As a teacher, there is no better feeling than seeing a student make progress and knowing that you helped him or her along the way, while at the same time not taking the credit, as it is always the student who has the harder job, who must do the real work. I always feel tremendous satisfaction when a student masters a difficult rudimentary exercise for the first time, or is able to execute a challenging rhythm pattern on the drum set. The expression on their faces often conveys pride over their achievement, and I can often sense a boost in their self-esteem. This is why I teach.
I began playing drums when I was around twelve years old, and played throughout grade school, high school and college, in school jazz bands and musical pit bands, as well as playing in many rock bands over the years. I began teaching drums shortly after graduating from college, eventually relocating to New York City, where I lived for 12 years and where I continued playing and teaching, as well as taking lessons on and off. I was very fortunate to study with Joe Morello - famous for his tenure with Dave Brubeck and especially on the classic recording "Take Five." I have also played on several recordings, toured throughout the Northeast and Midwest, and have performed at the South By Southwest music festival in Austin, Texas, the Sundance Film Festival in Utah, the Miami Music Festival, and have been overseas a few times for some European dates. Since moving to Orlando in late 2009, I have joined a cover band and played in the orchestras for musical productions at community theaters.

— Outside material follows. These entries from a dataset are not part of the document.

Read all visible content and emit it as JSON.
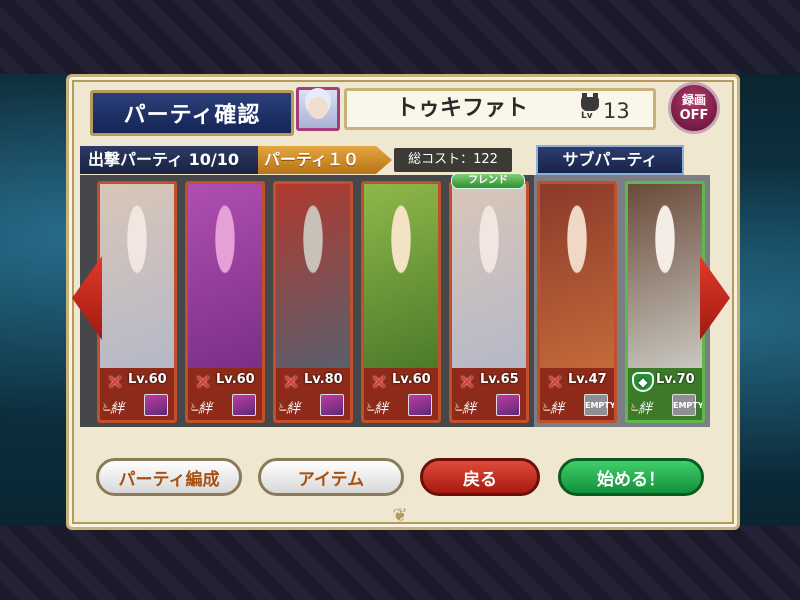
{
  "header": {
    "title": "パーティ確認",
    "player_name": "トゥキファト",
    "level_label": "Lv",
    "level": "13",
    "record_label": "録画",
    "record_state": "OFF"
  },
  "tabs": {
    "sortie": "出撃パーティ 10/10",
    "party": "パーティ１０",
    "cost": "総コスト：122",
    "sub": "サブパーティ"
  },
  "friend_tag": "フレンド",
  "cards": [
    {
      "level": "Lv.60",
      "type": "cross-swords-icon",
      "kizuna": "絆",
      "friend": "portrait",
      "colors": [
        "#d9c6b8",
        "#b5b8c8",
        "#f2e6e0"
      ]
    },
    {
      "level": "Lv.60",
      "type": "cross-swords-icon",
      "kizuna": "絆",
      "friend": "portrait",
      "colors": [
        "#b04fb0",
        "#7a2f86",
        "#e6a0d8"
      ]
    },
    {
      "level": "Lv.80",
      "type": "cross-swords-icon",
      "kizuna": "絆",
      "friend": "portrait",
      "colors": [
        "#b03a2e",
        "#5a5f6e",
        "#c9c1b8"
      ]
    },
    {
      "level": "Lv.60",
      "type": "cross-swords-icon",
      "kizuna": "絆",
      "friend": "portrait",
      "colors": [
        "#8fb84a",
        "#4c7a2a",
        "#f3e3c4"
      ]
    },
    {
      "level": "Lv.65",
      "type": "cross-swords-icon",
      "kizuna": "絆",
      "friend": "portrait",
      "colors": [
        "#d9c6b8",
        "#b5b8c8",
        "#f2e6e0"
      ]
    },
    {
      "level": "Lv.47",
      "type": "cross-swords-icon",
      "kizuna": "絆",
      "friend": "EMPTY",
      "colors": [
        "#8a3a2a",
        "#c46a3a",
        "#efd8c6"
      ]
    },
    {
      "level": "Lv.70",
      "type": "shield-icon",
      "kizuna": "絆",
      "friend": "EMPTY",
      "colors": [
        "#6a4a3a",
        "#c9c8c0",
        "#f3ede6"
      ]
    }
  ],
  "buttons": {
    "edit": "パーティ編成",
    "item": "アイテム",
    "back": "戻る",
    "start": "始める！"
  }
}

To me, teaching drums is more than simply writing notes on a page of manuscript paper and having students practice and perform exercises. It is about connecting and showing them how expressing themselves musically can be one of the most fulfilling activities one can pursue. It is also about helping them really get in touch with their own sense of rhythm, the foundation of all music. When I take on new students, it is always my goal that I can help foster in them the same passion for and love of learning to play drums as the great teachers who taught me.

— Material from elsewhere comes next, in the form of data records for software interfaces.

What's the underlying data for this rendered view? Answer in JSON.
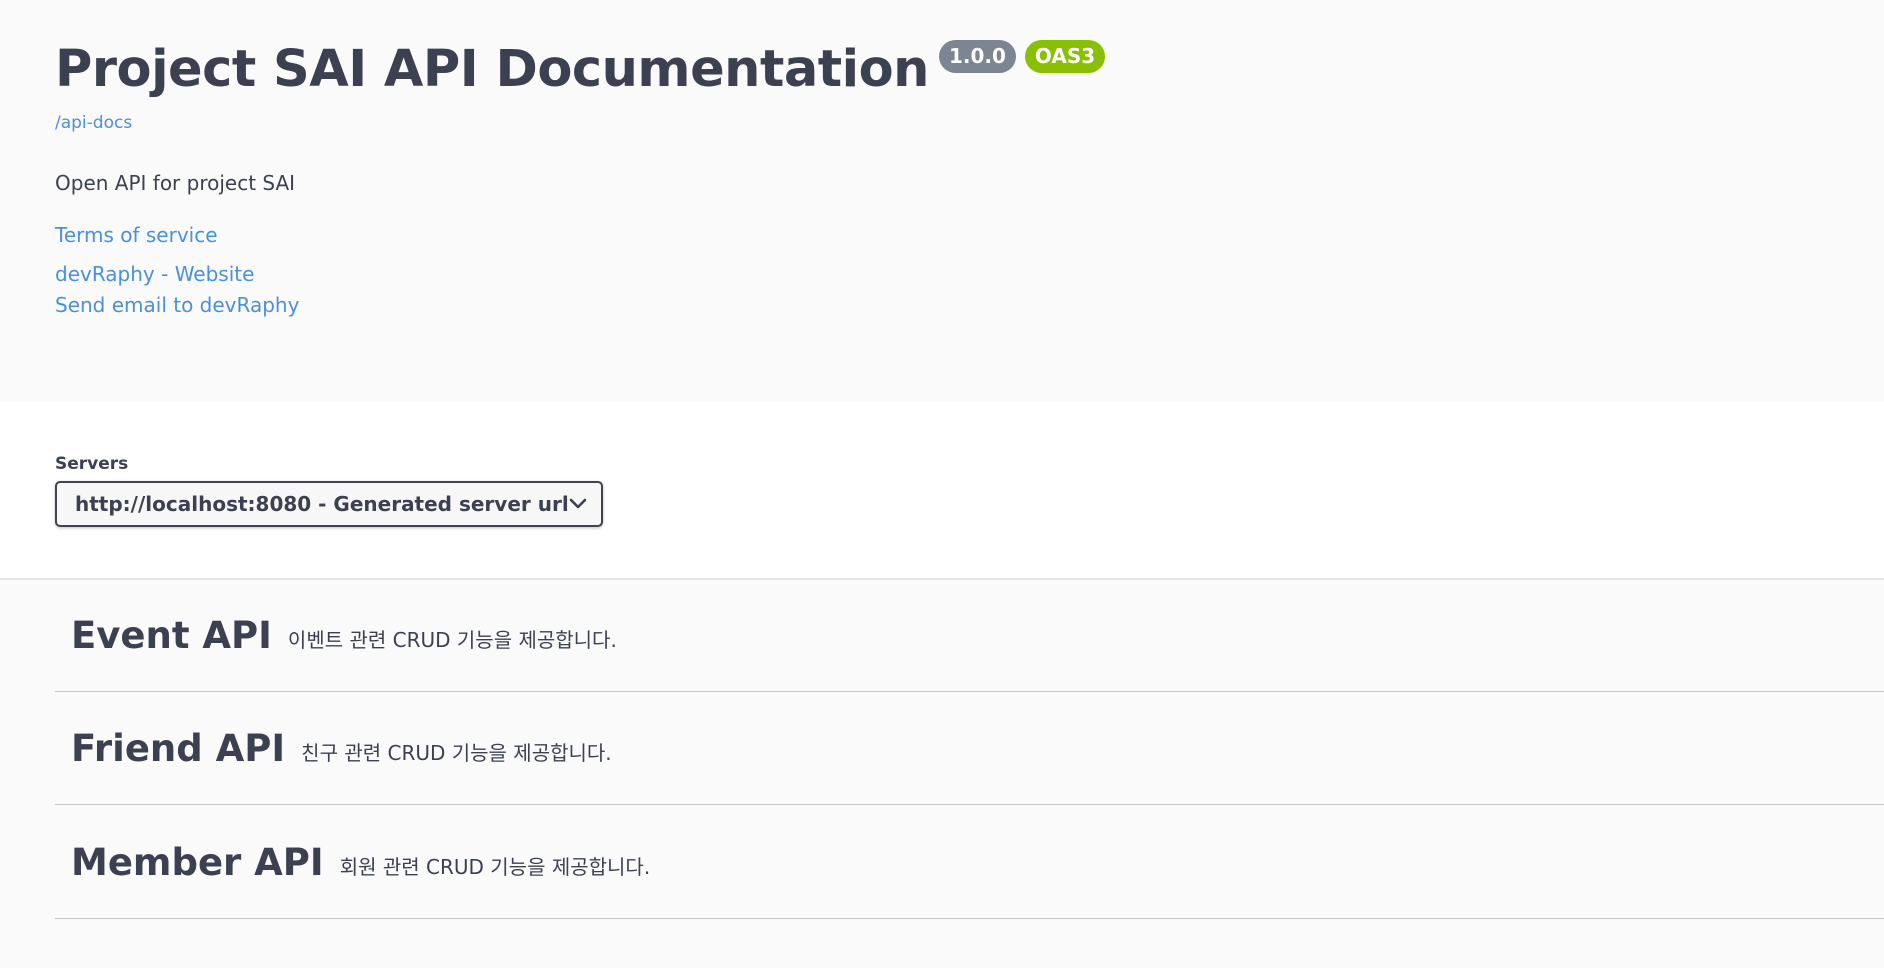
{
  "info": {
    "title": "Project SAI API Documentation",
    "version_badge": "1.0.0",
    "oas_badge": "OAS3",
    "spec_link": "/api-docs",
    "description": "Open API for project SAI",
    "terms_link": "Terms of service",
    "website_link": "devRaphy - Website",
    "email_link": "Send email to devRaphy"
  },
  "servers": {
    "label": "Servers",
    "selected": "http://localhost:8080 - Generated server url"
  },
  "tags": [
    {
      "name": "Event API",
      "description": "이벤트 관련 CRUD 기능을 제공합니다."
    },
    {
      "name": "Friend API",
      "description": "친구 관련 CRUD 기능을 제공합니다."
    },
    {
      "name": "Member API",
      "description": "회원 관련 CRUD 기능을 제공합니다."
    }
  ],
  "colors": {
    "link": "#4990e2",
    "text": "#3b4151",
    "version_badge": "#7d8492",
    "oas_badge": "#89bf04"
  }
}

*** Lesson Details ***
My lesson plan will be based on the student's level and goals. If the student is a beginner, we will start off with basic hand technique, rudiments, reading, etc., before moving on to the drum set. Playing along with a metronome will also be a regular part of lessons and should be with practice as well.

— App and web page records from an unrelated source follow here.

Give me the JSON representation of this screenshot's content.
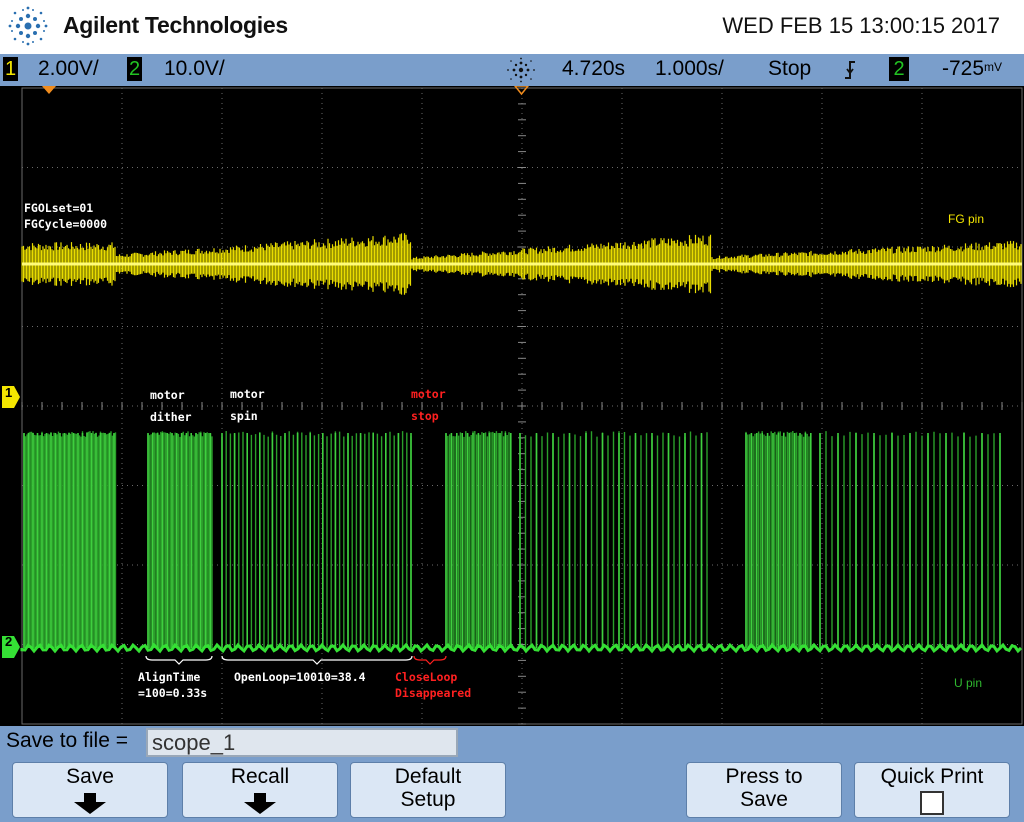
{
  "header": {
    "brand": "Agilent Technologies",
    "datetime": "WED FEB 15 13:00:15 2017",
    "logo_icon": "agilent-spark-icon"
  },
  "status_bar": {
    "ch1": {
      "number": "1",
      "scale": "2.00V/",
      "color": "#f4e600"
    },
    "ch2": {
      "number": "2",
      "scale": "10.0V/",
      "color": "#22c322"
    },
    "run_icon": "acquisition-spark-icon",
    "delay": "4.720s",
    "timebase": "1.000s/",
    "run_state": "Stop",
    "trigger_edge_icon": "falling-edge-icon",
    "trigger_source": "2",
    "trigger_level": "-725",
    "trigger_level_unit": "mV"
  },
  "waveform": {
    "ch1_marker": "1",
    "ch2_marker": "2",
    "labels": {
      "fg_olset": "FGOLset=01",
      "fg_cycle": "FGCycle=0000",
      "fg_pin": "FG pin",
      "u_pin": "U pin",
      "motor_dither_1": "motor",
      "motor_dither_2": "dither",
      "motor_spin_1": "motor",
      "motor_spin_2": "spin",
      "motor_stop_1": "motor",
      "motor_stop_2": "stop",
      "align_time_1": "AlignTime",
      "align_time_2": "=100=0.33s",
      "open_loop": "OpenLoop=10010=38.4",
      "close_loop_1": "CloseLoop",
      "close_loop_2": "Disappeared"
    },
    "colors": {
      "ch1": "#f4e600",
      "ch2": "#2fb82f",
      "ch2_bright": "#35e035",
      "white_text": "#ffffff",
      "red_text": "#ff2020"
    }
  },
  "save_panel": {
    "label": "Save to file =",
    "filename": "scope_1"
  },
  "softkeys": [
    {
      "line1": "Save",
      "line2": "",
      "icon": "down-arrow-icon"
    },
    {
      "line1": "Recall",
      "line2": "",
      "icon": "down-arrow-icon"
    },
    {
      "line1": "Default",
      "line2": "Setup",
      "icon": ""
    },
    {
      "line1": "Press to",
      "line2": "Save",
      "icon": ""
    },
    {
      "line1": "Quick Print",
      "line2": "",
      "icon": "checkbox-icon"
    }
  ]
}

At the drum set, I will give students exercises for developing coordination and independence. They will also learn to play basic beats for different music styles, e.g. rock, jazz, funk, latin, with a focus on execution, time and feel. I have a wide assortment of drum books spanning all levels from which we can work out of or use examples. I also ask my students what songs they want to learn to play on the drums so that together we can figure out the beats to them. I ultimately want them to be able to transcribe the beats to these songs themselves, as well as create their own beats.
I may also talk a little about the history of drumming and the pioneers of the instrument, and we may also listen to records and watch videos of some of the masters in action.
I also occasionally like to "jam" with my students. as I have a piano and a few guitars in my practice room and a modicum of ability on both instruments.
As far as expectations, I assume my students are taking lessons because they want to learn to play the drums. And, as with any learning endeavor, practicing is very important. That said, I won't demand they practice a certain number of hours per week, as they need to decide how much time they have or are willing to put into it, and I expect this will vary from student to student. I realize that everyone has his or her own aptitudes and situations, so we can work together to determine the appropriate pace and amount of material to cover per week. However, if it appears to me that the student has not practiced the lesson, or is not putting in the time necessary to make progress, I will politely point it out and ask how I can help.
I am laid back and very patient. I never want my students to feel pressured or anxious about coming to lessons; I always strive to create a comfortable and relaxed environment in which they can learn and have fun at the same time.
*** Studio Equipment ***
A designated music room with an electronic drum set (Roland V Drums), digital piano, and a couple of guitars and amplifiers
*** Travel Equipment ***
I can bring a practice pad or snare drum and sticks to the first lesson, if he or she is a beginner, although I prefer them to have these already if possible. After that, I expect the student to buy sticks, a pad and if necessary a stand to mount it, a metronome, music manuscript paper, and have a comfortable seat to sit on, if not a drum stool. If they are at the intermediate level and/or have already started on the drum set, then they need to have their own set in their home.
*** Specialties ***
Basic hand technique for beginners, eventually incorporating an extra limb, usually the bass drum first.
Rock and basic funk, jazz, and latin. Also basic musical notation. Ultimately, I would like the student to be able to transcribe the beats from some of their favorite songs, as well as write their own!